'Dirk Gently' Season One Violates the Spirit of Its Source Material
Douglas Adams' Dirk Gently books were popular with fans, but this new BBC series strays too far from the spirit of the material to be considered a true adaptation.
Dirk Gently's Holistic Detective AgencyDistributor: BBC
Cast: Samuel Barnett, Elijah Wood, Hannah Marks
TV show: Dirk Gently's Holistic Detective Agency
Network: BBC and Netflix
US release date: 2017-01-24
The number one rule of any adaptation is, no matter what else changes, the adaptor stay true to at least the spirit of the source material. Unfortunately, in the case of Max Landis's BBC adaptation of Douglas Adams' Dirk Gently novels, that maxim was not followed.

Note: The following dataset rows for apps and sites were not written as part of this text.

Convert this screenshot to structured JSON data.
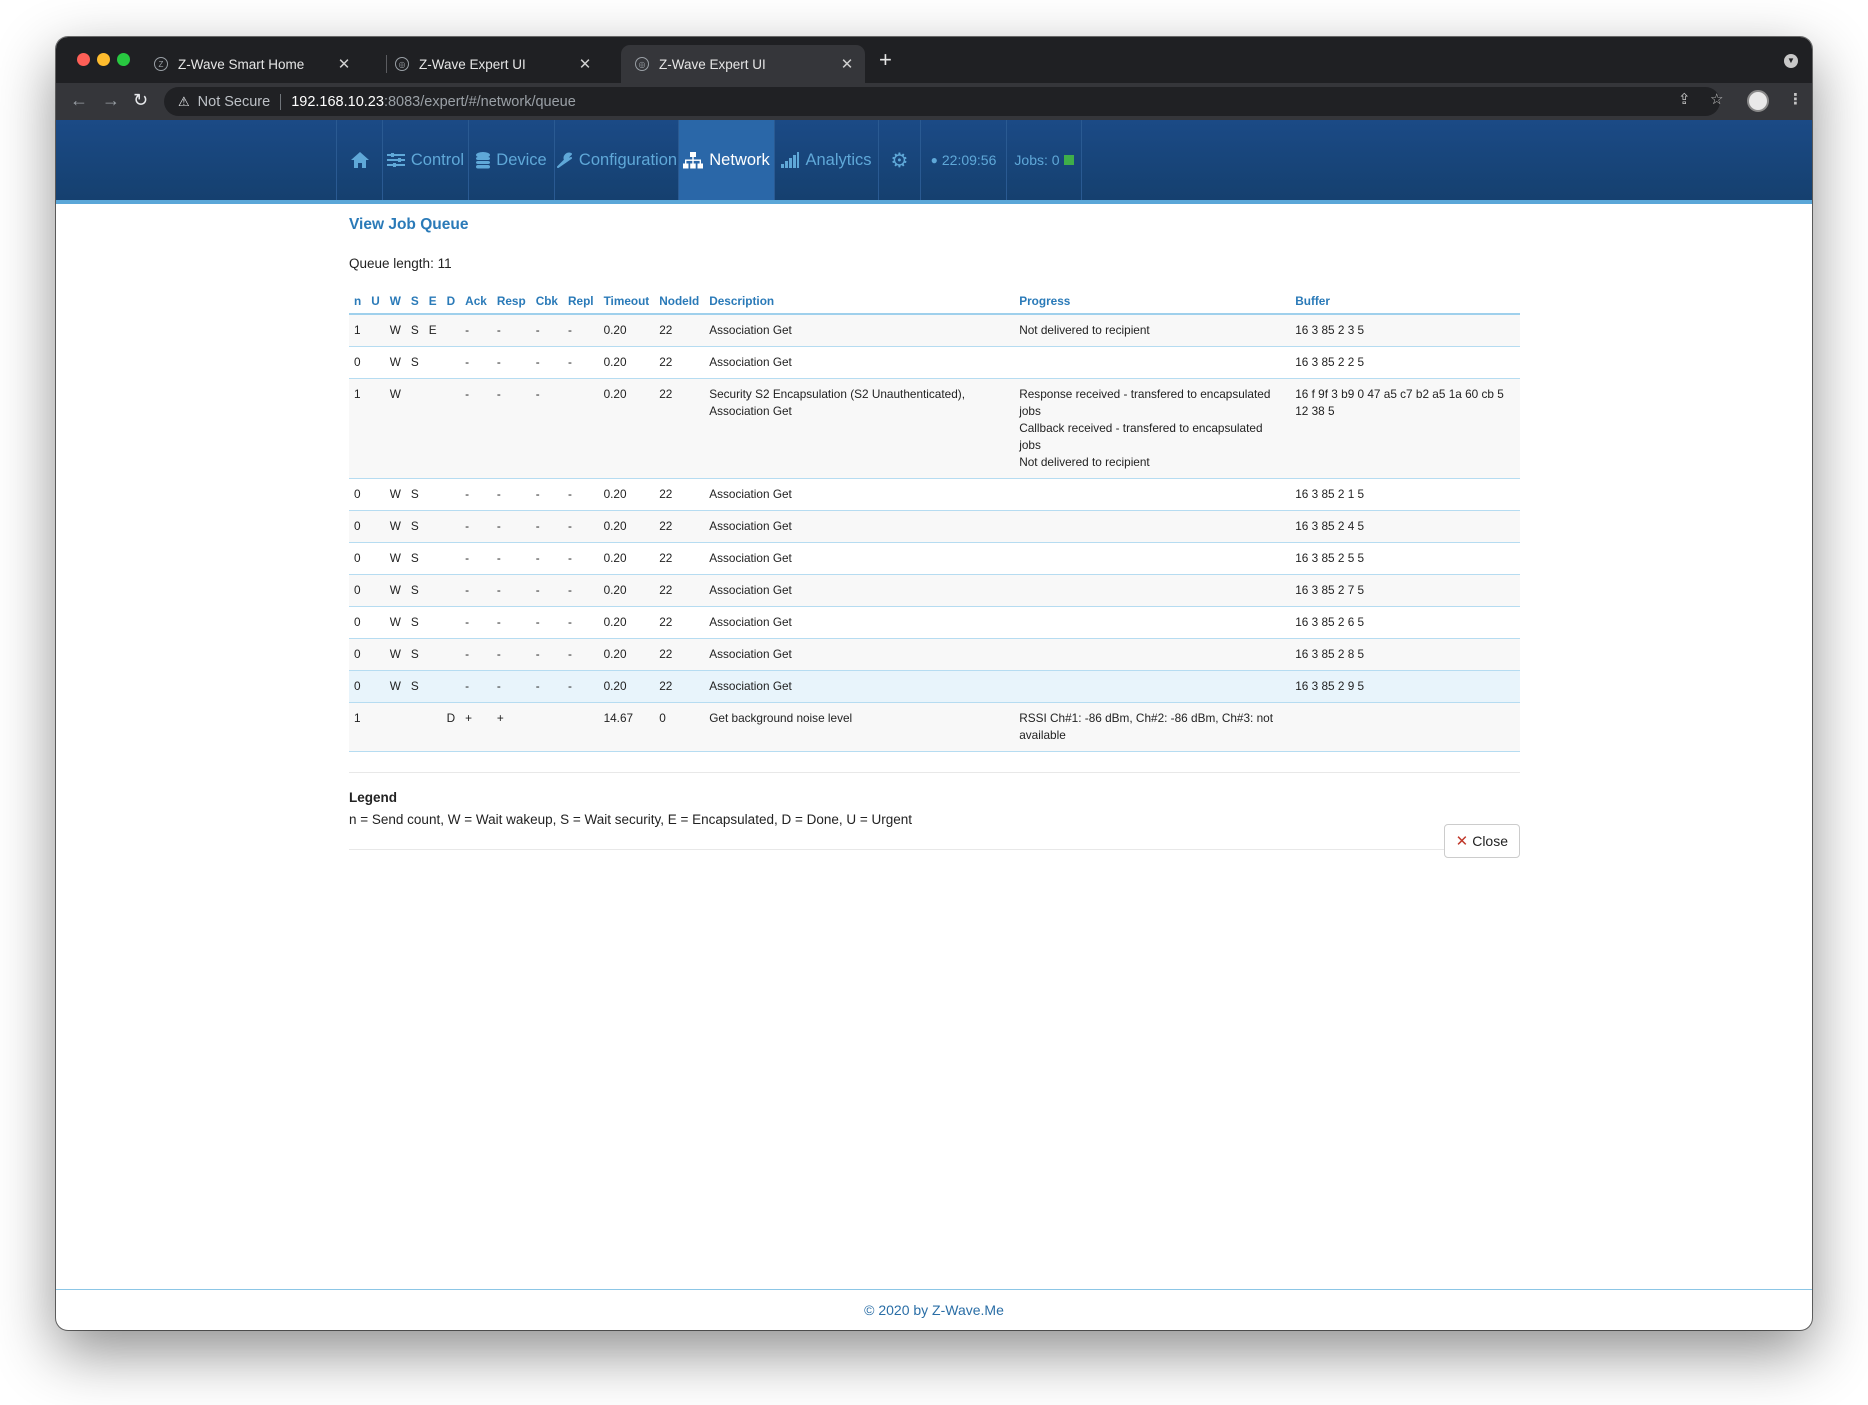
{
  "browser": {
    "tabs": [
      {
        "title": "Z-Wave Smart Home",
        "active": false
      },
      {
        "title": "Z-Wave Expert UI",
        "active": false
      },
      {
        "title": "Z-Wave Expert UI",
        "active": true
      }
    ],
    "new_tab": "+",
    "security_label": "Not Secure",
    "url_host": "192.168.10.23",
    "url_path": ":8083/expert/#/network/queue"
  },
  "nav": {
    "home_icon": "home-icon",
    "items": [
      {
        "label": "Control",
        "icon": "sliders-icon"
      },
      {
        "label": "Device",
        "icon": "database-icon"
      },
      {
        "label": "Configuration",
        "icon": "wrench-icon"
      },
      {
        "label": "Network",
        "icon": "sitemap-icon",
        "active": true
      },
      {
        "label": "Analytics",
        "icon": "signal-icon"
      }
    ],
    "settings_icon": "gear-icon",
    "time": "22:09:56",
    "jobs_label": "Jobs: 0",
    "jobs_status_color": "#3fae49"
  },
  "page": {
    "title": "View Job Queue",
    "queue_length": "Queue length: 11"
  },
  "table": {
    "columns": [
      "n",
      "U",
      "W",
      "S",
      "E",
      "D",
      "Ack",
      "Resp",
      "Cbk",
      "Repl",
      "Timeout",
      "NodeId",
      "Description",
      "Progress",
      "Buffer"
    ],
    "rows": [
      {
        "n": "1",
        "U": "",
        "W": "W",
        "S": "S",
        "E": "E",
        "D": "",
        "Ack": "-",
        "Resp": "-",
        "Cbk": "-",
        "Repl": "-",
        "Timeout": "0.20",
        "NodeId": "22",
        "Description": "Association Get",
        "Progress": [
          "Not delivered to recipient"
        ],
        "Buffer": "16 3 85 2 3 5"
      },
      {
        "n": "0",
        "U": "",
        "W": "W",
        "S": "S",
        "E": "",
        "D": "",
        "Ack": "-",
        "Resp": "-",
        "Cbk": "-",
        "Repl": "-",
        "Timeout": "0.20",
        "NodeId": "22",
        "Description": "Association Get",
        "Progress": [],
        "Buffer": "16 3 85 2 2 5"
      },
      {
        "n": "1",
        "U": "",
        "W": "W",
        "S": "",
        "E": "",
        "D": "",
        "Ack": "-",
        "Resp": "-",
        "Cbk": "-",
        "Repl": "",
        "Timeout": "0.20",
        "NodeId": "22",
        "Description": "Security S2 Encapsulation (S2 Unauthenticated), Association Get",
        "Progress": [
          "Response received - transfered to encapsulated jobs",
          "Callback received - transfered to encapsulated jobs",
          "Not delivered to recipient"
        ],
        "Buffer": "16 f 9f 3 b9 0 47 a5 c7 b2 a5 1a 60 cb 5 12 38 5"
      },
      {
        "n": "0",
        "U": "",
        "W": "W",
        "S": "S",
        "E": "",
        "D": "",
        "Ack": "-",
        "Resp": "-",
        "Cbk": "-",
        "Repl": "-",
        "Timeout": "0.20",
        "NodeId": "22",
        "Description": "Association Get",
        "Progress": [],
        "Buffer": "16 3 85 2 1 5"
      },
      {
        "n": "0",
        "U": "",
        "W": "W",
        "S": "S",
        "E": "",
        "D": "",
        "Ack": "-",
        "Resp": "-",
        "Cbk": "-",
        "Repl": "-",
        "Timeout": "0.20",
        "NodeId": "22",
        "Description": "Association Get",
        "Progress": [],
        "Buffer": "16 3 85 2 4 5"
      },
      {
        "n": "0",
        "U": "",
        "W": "W",
        "S": "S",
        "E": "",
        "D": "",
        "Ack": "-",
        "Resp": "-",
        "Cbk": "-",
        "Repl": "-",
        "Timeout": "0.20",
        "NodeId": "22",
        "Description": "Association Get",
        "Progress": [],
        "Buffer": "16 3 85 2 5 5"
      },
      {
        "n": "0",
        "U": "",
        "W": "W",
        "S": "S",
        "E": "",
        "D": "",
        "Ack": "-",
        "Resp": "-",
        "Cbk": "-",
        "Repl": "-",
        "Timeout": "0.20",
        "NodeId": "22",
        "Description": "Association Get",
        "Progress": [],
        "Buffer": "16 3 85 2 7 5"
      },
      {
        "n": "0",
        "U": "",
        "W": "W",
        "S": "S",
        "E": "",
        "D": "",
        "Ack": "-",
        "Resp": "-",
        "Cbk": "-",
        "Repl": "-",
        "Timeout": "0.20",
        "NodeId": "22",
        "Description": "Association Get",
        "Progress": [],
        "Buffer": "16 3 85 2 6 5"
      },
      {
        "n": "0",
        "U": "",
        "W": "W",
        "S": "S",
        "E": "",
        "D": "",
        "Ack": "-",
        "Resp": "-",
        "Cbk": "-",
        "Repl": "-",
        "Timeout": "0.20",
        "NodeId": "22",
        "Description": "Association Get",
        "Progress": [],
        "Buffer": "16 3 85 2 8 5"
      },
      {
        "n": "0",
        "U": "",
        "W": "W",
        "S": "S",
        "E": "",
        "D": "",
        "Ack": "-",
        "Resp": "-",
        "Cbk": "-",
        "Repl": "-",
        "Timeout": "0.20",
        "NodeId": "22",
        "Description": "Association Get",
        "Progress": [],
        "Buffer": "16 3 85 2 9 5",
        "highlight": true
      },
      {
        "n": "1",
        "U": "",
        "W": "",
        "S": "",
        "E": "",
        "D": "D",
        "Ack": "+",
        "Resp": "+",
        "Cbk": "",
        "Repl": "",
        "Timeout": "14.67",
        "NodeId": "0",
        "Description": "Get background noise level",
        "Progress": [
          "RSSI Ch#1: -86 dBm, Ch#2: -86 dBm, Ch#3: not available"
        ],
        "Buffer": ""
      }
    ]
  },
  "legend": {
    "title": "Legend",
    "text": "n = Send count, W = Wait wakeup, S = Wait security, E = Encapsulated, D = Done, U = Urgent"
  },
  "close_button": {
    "label": "Close",
    "icon": "close-x-icon"
  },
  "footer": {
    "text": "© 2020 by Z-Wave.Me"
  }
}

Adams was well-known for his The Hitchhiker's Guide to the Galaxy series of books, but many of his fans have also appreciated the way his quirky British humor was on display in Dirk Gently's Holistic Detective Agency and its follow-up, Long Dark Tea Time of the Soul. The novels followed the adventures of the hapless title character, who bumbled his way to solutions to mysteries by relying on his belief in "the fundamental interconnectedness of all things".
If that sounds like a geek joke, that’s because it is. Gently claimed to follow the principles of quantum mechanics as he grabbed the thread of a case and watched it unravel, confident that random chance would produce the desired result. Adams enjoyed jokes with a scientific and/or mathematic bent, so anyone who at least had a layman's understanding of such subjects typically enjoyed going along for the ride through his chaotic stories.
This is actually Gently's second trip to the small screen. The first one, which ran from 2010 to 2012, was much closer in tone to Adams’ books and used elements of their plots in the stories. As series creator Howard Overman has explained, it's nearly impossible to produce a faithful adaptation of the novels, simply because Adams told the stories in a fragmented way, with the plot jumping back and forth through time. Without the ability to rely on Adams' narration, a pure adaptation would be a bit of a mess.
That being said, the new version of Gently bears little in common with the source material, to the extent that Landis seemed to have bought the rights just so he could rely on Adams' built-in audience. It moves the action from the UK to Los Angeles -- although Gently is still British, played in this version by Samuel Barnett -- and the supporting cast is full of new characters, led by Todd, played by a wide-eyed Elijah Wood. The action is also bloodier and nastier than anything Adams dreamed of. People may have died in Adams' Gently books, but they were deaths of the PG-rated variety; this new series opens with a hotel room full of dead people, some of whom have been dismembered.
That scene sets the stage for Gently to cross paths with Todd, who works in the hotel and is a "person of interest", as they say, to the police. Todd soon finds himself pulled along on Gently's adventures, with interweaving plots that involve a murdered businessman and his missing daughter, a runaway corgi, a mysterious man obsessed with power and the owner of said corgi, a gang of toughs in a van, a pair of detectives who are investigating the hotel room murders, and two government agents who are tracking Gently.
The holistic detective is also the target of a holistic assassin who's his female counterpoint; where he believes the interconnectedness of things will lead him to a solution to the mystery, she believes it will bring her into his path so she can kill him.
This first season of Dirk Gently is eight episodes, but even with that much narrative space, the number of dueling plots makes Game of Thrones feel simple. While Adams was known for sprinkling multiple subplots through his books, even he wasn't that convoluted in his storytelling. With the exception of Gently, whose demeanor is very similar to his print counterpart, none of the characters feel like they belong in a work bearing Adams' name.
If Gently's name was changed, and he and the holistic assassin said they were relying on blind luck to achieve their goals, Landis and the BBC probably wouldn't have needed to get the rights to Adams’ books. Instead, Landis seems to be going for a Dirk Gently that combines the violence of The Walking Dead with the oddball stories of Twin Peaks; interesting, but not in the spirit of the original.
Unfortunately, there are no bonus features in this two-disc Blu-ray release, which is a shame. It would have been illuminating to hear about the development process for the series.